* _Exercise brief_
Pull from the data below each line where the word "comment" occurs, and copy it.
[Task input]
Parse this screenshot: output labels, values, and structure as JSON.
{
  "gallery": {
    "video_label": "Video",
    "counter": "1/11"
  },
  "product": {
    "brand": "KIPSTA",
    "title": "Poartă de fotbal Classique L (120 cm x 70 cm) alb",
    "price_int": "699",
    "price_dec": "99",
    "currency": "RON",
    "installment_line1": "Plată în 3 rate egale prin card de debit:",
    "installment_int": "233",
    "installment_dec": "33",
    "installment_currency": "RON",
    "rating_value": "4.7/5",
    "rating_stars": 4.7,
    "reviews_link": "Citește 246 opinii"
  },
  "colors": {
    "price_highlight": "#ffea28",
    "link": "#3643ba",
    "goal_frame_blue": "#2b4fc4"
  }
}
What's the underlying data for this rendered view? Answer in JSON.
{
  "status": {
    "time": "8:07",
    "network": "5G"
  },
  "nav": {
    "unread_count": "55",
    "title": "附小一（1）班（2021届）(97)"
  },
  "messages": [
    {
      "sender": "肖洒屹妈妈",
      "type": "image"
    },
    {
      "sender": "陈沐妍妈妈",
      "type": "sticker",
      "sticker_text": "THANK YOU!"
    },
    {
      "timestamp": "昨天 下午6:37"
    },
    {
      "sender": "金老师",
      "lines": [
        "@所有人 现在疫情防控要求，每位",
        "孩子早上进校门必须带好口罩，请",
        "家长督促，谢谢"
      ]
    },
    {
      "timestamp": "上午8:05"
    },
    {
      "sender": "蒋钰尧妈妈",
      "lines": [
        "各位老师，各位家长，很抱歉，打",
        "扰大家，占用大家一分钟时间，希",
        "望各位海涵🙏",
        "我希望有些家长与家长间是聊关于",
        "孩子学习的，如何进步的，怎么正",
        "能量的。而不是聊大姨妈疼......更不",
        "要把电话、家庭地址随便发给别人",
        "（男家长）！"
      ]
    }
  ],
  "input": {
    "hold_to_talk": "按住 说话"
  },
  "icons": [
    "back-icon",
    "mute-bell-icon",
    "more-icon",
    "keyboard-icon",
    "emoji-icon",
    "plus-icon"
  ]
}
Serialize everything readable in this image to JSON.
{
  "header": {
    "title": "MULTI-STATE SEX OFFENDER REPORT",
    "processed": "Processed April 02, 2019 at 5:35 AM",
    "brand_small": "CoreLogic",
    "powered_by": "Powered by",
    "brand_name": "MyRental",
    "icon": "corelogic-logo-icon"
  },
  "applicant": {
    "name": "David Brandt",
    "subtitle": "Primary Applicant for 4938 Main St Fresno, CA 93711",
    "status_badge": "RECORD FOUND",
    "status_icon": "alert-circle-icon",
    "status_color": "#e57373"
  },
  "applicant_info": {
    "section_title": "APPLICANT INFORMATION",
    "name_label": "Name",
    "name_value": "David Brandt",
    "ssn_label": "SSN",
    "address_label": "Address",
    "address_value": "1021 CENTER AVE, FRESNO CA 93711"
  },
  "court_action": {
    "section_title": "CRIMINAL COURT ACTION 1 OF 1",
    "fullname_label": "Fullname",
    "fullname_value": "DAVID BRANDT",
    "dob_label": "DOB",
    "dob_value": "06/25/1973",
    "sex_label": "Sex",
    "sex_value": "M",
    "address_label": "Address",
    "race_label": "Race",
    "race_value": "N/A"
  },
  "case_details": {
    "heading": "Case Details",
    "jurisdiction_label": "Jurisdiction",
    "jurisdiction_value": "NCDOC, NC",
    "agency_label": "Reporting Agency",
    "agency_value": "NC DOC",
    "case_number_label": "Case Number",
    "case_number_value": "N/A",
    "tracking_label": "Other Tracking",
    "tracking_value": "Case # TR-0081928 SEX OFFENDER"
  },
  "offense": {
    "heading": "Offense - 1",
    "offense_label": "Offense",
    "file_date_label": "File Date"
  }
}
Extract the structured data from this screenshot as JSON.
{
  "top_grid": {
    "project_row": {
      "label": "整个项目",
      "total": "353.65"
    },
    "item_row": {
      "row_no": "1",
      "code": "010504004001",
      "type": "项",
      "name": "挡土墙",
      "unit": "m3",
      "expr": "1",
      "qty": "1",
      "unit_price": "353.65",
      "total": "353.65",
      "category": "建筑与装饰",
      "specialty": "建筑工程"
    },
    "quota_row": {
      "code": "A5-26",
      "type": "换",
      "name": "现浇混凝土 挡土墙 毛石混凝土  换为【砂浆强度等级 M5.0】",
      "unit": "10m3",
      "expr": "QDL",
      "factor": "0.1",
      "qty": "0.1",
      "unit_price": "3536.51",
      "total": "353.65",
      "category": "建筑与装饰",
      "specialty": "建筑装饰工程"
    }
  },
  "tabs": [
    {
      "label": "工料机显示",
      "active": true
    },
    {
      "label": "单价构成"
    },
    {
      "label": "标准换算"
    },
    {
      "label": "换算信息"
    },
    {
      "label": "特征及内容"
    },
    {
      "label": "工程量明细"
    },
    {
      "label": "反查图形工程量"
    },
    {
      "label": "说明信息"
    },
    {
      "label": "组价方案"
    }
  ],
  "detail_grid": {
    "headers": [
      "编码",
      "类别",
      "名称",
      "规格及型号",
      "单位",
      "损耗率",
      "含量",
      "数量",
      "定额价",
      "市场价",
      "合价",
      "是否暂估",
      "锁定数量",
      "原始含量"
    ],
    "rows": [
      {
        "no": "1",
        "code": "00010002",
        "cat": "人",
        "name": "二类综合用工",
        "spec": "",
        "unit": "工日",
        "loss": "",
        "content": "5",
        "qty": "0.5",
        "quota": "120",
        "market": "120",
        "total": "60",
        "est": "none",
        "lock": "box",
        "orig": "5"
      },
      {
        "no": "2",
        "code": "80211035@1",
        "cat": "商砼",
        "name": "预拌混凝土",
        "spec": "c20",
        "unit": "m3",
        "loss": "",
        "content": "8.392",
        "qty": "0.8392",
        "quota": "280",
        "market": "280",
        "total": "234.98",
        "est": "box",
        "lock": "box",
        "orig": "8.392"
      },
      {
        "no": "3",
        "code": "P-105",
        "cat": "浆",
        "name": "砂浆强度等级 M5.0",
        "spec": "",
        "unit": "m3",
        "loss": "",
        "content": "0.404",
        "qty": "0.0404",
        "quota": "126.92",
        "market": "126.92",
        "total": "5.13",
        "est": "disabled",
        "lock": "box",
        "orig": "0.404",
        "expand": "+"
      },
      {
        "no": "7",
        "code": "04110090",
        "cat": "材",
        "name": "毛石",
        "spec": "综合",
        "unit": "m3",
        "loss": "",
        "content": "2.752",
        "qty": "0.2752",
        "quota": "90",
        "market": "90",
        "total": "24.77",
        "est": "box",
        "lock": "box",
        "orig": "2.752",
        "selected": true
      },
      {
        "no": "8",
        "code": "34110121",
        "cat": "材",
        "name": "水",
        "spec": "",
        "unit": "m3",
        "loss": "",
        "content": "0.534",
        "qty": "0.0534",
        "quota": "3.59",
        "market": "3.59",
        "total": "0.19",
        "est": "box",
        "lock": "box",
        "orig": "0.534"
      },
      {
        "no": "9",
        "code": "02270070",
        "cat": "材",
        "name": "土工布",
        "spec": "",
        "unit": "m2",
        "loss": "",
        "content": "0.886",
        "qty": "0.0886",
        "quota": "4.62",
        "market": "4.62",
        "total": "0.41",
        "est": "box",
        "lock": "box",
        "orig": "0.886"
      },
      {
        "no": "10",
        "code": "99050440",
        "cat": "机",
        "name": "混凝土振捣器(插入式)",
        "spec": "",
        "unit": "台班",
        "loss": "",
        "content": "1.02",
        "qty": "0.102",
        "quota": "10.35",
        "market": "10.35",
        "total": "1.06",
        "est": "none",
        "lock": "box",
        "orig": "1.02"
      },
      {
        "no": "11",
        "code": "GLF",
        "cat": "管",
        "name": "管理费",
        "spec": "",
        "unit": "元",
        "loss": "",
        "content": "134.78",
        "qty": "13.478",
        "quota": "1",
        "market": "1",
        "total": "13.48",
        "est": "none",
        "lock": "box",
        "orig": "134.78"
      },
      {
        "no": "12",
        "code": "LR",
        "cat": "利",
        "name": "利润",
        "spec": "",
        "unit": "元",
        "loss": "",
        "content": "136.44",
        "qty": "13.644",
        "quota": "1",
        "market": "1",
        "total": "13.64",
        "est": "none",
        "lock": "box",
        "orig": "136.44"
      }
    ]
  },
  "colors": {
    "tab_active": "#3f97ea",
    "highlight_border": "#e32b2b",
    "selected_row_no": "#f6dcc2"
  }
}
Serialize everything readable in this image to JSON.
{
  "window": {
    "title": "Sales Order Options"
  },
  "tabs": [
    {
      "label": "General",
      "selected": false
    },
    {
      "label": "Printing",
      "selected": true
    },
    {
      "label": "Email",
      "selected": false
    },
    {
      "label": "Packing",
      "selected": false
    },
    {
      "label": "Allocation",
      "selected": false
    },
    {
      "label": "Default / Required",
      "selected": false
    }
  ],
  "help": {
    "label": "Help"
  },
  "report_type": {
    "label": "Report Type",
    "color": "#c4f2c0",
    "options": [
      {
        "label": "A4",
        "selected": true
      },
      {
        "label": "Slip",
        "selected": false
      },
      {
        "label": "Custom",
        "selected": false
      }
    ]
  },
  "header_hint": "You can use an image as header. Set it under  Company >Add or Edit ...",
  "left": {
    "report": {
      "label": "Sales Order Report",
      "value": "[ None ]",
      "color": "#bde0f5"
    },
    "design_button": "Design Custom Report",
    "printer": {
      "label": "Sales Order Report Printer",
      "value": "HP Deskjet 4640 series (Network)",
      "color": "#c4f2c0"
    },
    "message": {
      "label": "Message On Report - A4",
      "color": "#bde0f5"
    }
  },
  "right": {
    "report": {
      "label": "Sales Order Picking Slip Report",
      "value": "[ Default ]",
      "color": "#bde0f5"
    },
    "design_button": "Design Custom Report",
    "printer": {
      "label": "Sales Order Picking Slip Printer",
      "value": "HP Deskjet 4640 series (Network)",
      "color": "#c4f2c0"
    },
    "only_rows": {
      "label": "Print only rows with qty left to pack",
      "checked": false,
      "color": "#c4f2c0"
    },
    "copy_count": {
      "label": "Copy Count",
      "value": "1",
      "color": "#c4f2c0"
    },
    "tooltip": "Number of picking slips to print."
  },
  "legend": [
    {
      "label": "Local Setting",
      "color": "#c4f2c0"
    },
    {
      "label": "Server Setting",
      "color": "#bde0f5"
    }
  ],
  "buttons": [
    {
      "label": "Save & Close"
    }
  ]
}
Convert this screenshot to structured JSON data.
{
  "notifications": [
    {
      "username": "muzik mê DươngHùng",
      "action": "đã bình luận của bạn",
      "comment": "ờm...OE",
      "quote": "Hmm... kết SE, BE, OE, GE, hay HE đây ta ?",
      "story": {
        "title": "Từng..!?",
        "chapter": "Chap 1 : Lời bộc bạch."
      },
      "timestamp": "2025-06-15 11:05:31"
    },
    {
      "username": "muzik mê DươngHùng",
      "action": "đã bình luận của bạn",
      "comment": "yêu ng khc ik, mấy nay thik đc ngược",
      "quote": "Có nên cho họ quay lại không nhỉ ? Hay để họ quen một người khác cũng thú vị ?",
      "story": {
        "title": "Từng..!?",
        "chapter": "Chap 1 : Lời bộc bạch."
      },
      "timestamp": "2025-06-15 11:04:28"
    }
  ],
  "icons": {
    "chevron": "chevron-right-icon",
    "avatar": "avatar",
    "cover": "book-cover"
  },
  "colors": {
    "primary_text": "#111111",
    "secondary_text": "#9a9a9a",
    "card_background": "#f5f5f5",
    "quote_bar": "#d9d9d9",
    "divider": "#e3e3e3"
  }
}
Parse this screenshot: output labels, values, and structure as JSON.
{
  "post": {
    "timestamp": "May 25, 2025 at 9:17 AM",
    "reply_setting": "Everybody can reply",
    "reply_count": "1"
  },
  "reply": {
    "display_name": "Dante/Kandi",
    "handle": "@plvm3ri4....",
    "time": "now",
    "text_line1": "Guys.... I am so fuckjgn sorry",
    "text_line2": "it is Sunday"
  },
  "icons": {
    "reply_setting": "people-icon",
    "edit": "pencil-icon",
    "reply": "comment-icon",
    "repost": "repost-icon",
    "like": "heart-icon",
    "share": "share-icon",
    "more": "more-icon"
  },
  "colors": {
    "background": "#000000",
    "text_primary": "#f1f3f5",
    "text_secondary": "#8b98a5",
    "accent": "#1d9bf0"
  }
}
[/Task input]
* _Response area_
      "comment": "ờm...OE",
      "comment": "yêu ng khc ik, mấy nay thik đc ngược",
    "reply": "comment-icon",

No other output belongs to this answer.